[Component data from apps and pages]
▬▬▬▬▬▬

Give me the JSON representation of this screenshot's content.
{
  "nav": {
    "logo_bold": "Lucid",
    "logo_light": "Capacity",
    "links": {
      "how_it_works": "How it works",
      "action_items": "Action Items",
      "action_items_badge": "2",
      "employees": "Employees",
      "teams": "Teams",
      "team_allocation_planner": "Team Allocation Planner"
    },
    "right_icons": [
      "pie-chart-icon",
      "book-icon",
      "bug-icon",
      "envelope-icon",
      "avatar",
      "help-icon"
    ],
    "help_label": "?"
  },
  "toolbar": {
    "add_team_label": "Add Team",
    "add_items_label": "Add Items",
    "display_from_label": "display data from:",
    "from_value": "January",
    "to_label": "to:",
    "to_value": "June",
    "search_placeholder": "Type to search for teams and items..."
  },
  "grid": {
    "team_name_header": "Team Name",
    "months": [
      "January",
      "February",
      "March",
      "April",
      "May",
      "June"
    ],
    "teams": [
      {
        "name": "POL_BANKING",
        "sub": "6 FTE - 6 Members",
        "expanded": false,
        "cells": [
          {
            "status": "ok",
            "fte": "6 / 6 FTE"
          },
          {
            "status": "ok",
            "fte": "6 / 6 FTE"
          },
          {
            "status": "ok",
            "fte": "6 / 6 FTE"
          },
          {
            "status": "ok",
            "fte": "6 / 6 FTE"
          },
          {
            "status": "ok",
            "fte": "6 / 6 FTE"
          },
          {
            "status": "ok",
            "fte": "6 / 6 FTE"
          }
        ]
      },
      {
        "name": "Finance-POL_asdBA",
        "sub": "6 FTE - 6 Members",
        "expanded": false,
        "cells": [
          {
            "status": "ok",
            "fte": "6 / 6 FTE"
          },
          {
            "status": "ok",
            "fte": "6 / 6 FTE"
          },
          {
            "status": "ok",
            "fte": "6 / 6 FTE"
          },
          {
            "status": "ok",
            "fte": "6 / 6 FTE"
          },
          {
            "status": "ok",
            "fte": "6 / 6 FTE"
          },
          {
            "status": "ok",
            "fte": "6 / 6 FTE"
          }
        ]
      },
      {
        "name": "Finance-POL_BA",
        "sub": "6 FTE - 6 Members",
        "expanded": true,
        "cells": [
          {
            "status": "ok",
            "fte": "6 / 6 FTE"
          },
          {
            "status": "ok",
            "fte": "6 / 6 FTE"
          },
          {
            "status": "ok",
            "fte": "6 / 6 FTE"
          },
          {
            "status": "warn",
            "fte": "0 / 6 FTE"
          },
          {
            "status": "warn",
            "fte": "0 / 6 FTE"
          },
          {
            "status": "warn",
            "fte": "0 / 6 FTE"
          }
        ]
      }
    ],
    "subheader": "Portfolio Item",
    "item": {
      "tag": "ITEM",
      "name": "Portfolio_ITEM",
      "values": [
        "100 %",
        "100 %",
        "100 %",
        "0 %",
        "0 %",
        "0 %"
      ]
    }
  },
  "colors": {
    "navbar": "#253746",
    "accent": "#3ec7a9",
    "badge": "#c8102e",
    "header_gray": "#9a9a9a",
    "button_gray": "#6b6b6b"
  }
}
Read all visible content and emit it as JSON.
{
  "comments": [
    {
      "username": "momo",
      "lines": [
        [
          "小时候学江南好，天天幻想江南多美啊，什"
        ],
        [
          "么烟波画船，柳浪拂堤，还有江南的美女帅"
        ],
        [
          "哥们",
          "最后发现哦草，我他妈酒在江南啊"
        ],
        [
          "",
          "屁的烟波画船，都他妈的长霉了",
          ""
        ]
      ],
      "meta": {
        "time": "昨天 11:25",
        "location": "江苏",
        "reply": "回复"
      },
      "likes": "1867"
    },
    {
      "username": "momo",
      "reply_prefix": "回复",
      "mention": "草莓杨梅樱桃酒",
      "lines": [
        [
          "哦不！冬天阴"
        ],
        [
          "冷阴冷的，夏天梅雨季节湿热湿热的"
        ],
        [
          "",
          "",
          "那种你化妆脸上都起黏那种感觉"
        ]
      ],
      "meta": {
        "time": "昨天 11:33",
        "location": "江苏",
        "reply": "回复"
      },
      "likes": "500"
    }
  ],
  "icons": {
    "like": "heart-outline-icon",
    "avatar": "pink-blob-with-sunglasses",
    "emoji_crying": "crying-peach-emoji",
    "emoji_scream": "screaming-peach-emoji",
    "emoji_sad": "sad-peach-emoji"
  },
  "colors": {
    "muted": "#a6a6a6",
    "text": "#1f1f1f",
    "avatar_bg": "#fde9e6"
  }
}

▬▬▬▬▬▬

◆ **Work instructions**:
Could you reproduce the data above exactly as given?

◆ **Answer below**:
Give me the JSON representation of this screenshot's content.
{
  "nav": {
    "logo_bold": "Lucid",
    "logo_light": "Capacity",
    "links": {
      "how_it_works": "How it works",
      "action_items": "Action Items",
      "action_items_badge": "2",
      "employees": "Employees",
      "teams": "Teams",
      "team_allocation_planner": "Team Allocation Planner"
    },
    "right_icons": [
      "pie-chart-icon",
      "book-icon",
      "bug-icon",
      "envelope-icon",
      "avatar",
      "help-icon"
    ],
    "help_label": "?"
  },
  "toolbar": {
    "add_team_label": "Add Team",
    "add_items_label": "Add Items",
    "display_from_label": "display data from:",
    "from_value": "January",
    "to_label": "to:",
    "to_value": "June",
    "search_placeholder": "Type to search for teams and items..."
  },
  "grid": {
    "team_name_header": "Team Name",
    "months": [
      "January",
      "February",
      "March",
      "April",
      "May",
      "June"
    ],
    "teams": [
      {
        "name": "POL_BANKING",
        "sub": "6 FTE - 6 Members",
        "expanded": false,
        "cells": [
          {
            "status": "ok",
            "fte": "6 / 6 FTE"
          },
          {
            "status": "ok",
            "fte": "6 / 6 FTE"
          },
          {
            "status": "ok",
            "fte": "6 / 6 FTE"
          },
          {
            "status": "ok",
            "fte": "6 / 6 FTE"
          },
          {
            "status": "ok",
            "fte": "6 / 6 FTE"
          },
          {
            "status": "ok",
            "fte": "6 / 6 FTE"
          }
        ]
      },
      {
        "name": "Finance-POL_asdBA",
        "sub": "6 FTE - 6 Members",
        "expanded": false,
        "cells": [
          {
            "status": "ok",
            "fte": "6 / 6 FTE"
          },
          {
            "status": "ok",
            "fte": "6 / 6 FTE"
          },
          {
            "status": "ok",
            "fte": "6 / 6 FTE"
          },
          {
            "status": "ok",
            "fte": "6 / 6 FTE"
          },
          {
            "status": "ok",
            "fte": "6 / 6 FTE"
          },
          {
            "status": "ok",
            "fte": "6 / 6 FTE"
          }
        ]
      },
      {
        "name": "Finance-POL_BA",
        "sub": "6 FTE - 6 Members",
        "expanded": true,
        "cells": [
          {
            "status": "ok",
            "fte": "6 / 6 FTE"
          },
          {
            "status": "ok",
            "fte": "6 / 6 FTE"
          },
          {
            "status": "ok",
            "fte": "6 / 6 FTE"
          },
          {
            "status": "warn",
            "fte": "0 / 6 FTE"
          },
          {
            "status": "warn",
            "fte": "0 / 6 FTE"
          },
          {
            "status": "warn",
            "fte": "0 / 6 FTE"
          }
        ]
      }
    ],
    "subheader": "Portfolio Item",
    "item": {
      "tag": "ITEM",
      "name": "Portfolio_ITEM",
      "values": [
        "100 %",
        "100 %",
        "100 %",
        "0 %",
        "0 %",
        "0 %"
      ]
    }
  },
  "colors": {
    "navbar": "#253746",
    "accent": "#3ec7a9",
    "badge": "#c8102e",
    "header_gray": "#9a9a9a",
    "button_gray": "#6b6b6b"
  }
}
Read all visible content and emit it as JSON.
{
  "comments": [
    {
      "username": "momo",
      "lines": [
        [
          "小时候学江南好，天天幻想江南多美啊，什"
        ],
        [
          "么烟波画船，柳浪拂堤，还有江南的美女帅"
        ],
        [
          "哥们",
          "最后发现哦草，我他妈酒在江南啊"
        ],
        [
          "",
          "屁的烟波画船，都他妈的长霉了",
          ""
        ]
      ],
      "meta": {
        "time": "昨天 11:25",
        "location": "江苏",
        "reply": "回复"
      },
      "likes": "1867"
    },
    {
      "username": "momo",
      "reply_prefix": "回复",
      "mention": "草莓杨梅樱桃酒",
      "lines": [
        [
          "哦不！冬天阴"
        ],
        [
          "冷阴冷的，夏天梅雨季节湿热湿热的"
        ],
        [
          "",
          "",
          "那种你化妆脸上都起黏那种感觉"
        ]
      ],
      "meta": {
        "time": "昨天 11:33",
        "location": "江苏",
        "reply": "回复"
      },
      "likes": "500"
    }
  ],
  "icons": {
    "like": "heart-outline-icon",
    "avatar": "pink-blob-with-sunglasses",
    "emoji_crying": "crying-peach-emoji",
    "emoji_scream": "screaming-peach-emoji",
    "emoji_sad": "sad-peach-emoji"
  },
  "colors": {
    "muted": "#a6a6a6",
    "text": "#1f1f1f",
    "avatar_bg": "#fde9e6"
  }
}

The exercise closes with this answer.